Prompt
Set down all the records below, word for word.

********************

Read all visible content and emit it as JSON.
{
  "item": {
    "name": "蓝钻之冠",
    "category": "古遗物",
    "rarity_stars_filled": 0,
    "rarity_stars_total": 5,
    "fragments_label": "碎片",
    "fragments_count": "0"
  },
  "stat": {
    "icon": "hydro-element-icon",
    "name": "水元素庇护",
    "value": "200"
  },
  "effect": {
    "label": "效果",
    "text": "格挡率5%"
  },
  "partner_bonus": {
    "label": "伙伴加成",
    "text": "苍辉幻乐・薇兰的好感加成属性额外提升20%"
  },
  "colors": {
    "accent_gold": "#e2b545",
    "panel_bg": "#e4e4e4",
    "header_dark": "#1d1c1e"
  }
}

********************

Your solution
Read all visible content and emit it as JSON.
{
  "item": {
    "name": "蓝钻之冠",
    "category": "古遗物",
    "rarity_stars_filled": 0,
    "rarity_stars_total": 5,
    "fragments_label": "碎片",
    "fragments_count": "0"
  },
  "stat": {
    "icon": "hydro-element-icon",
    "name": "水元素庇护",
    "value": "200"
  },
  "effect": {
    "label": "效果",
    "text": "格挡率5%"
  },
  "partner_bonus": {
    "label": "伙伴加成",
    "text": "苍辉幻乐・薇兰的好感加成属性额外提升20%"
  },
  "colors": {
    "accent_gold": "#e2b545",
    "panel_bg": "#e4e4e4",
    "header_dark": "#1d1c1e"
  }
}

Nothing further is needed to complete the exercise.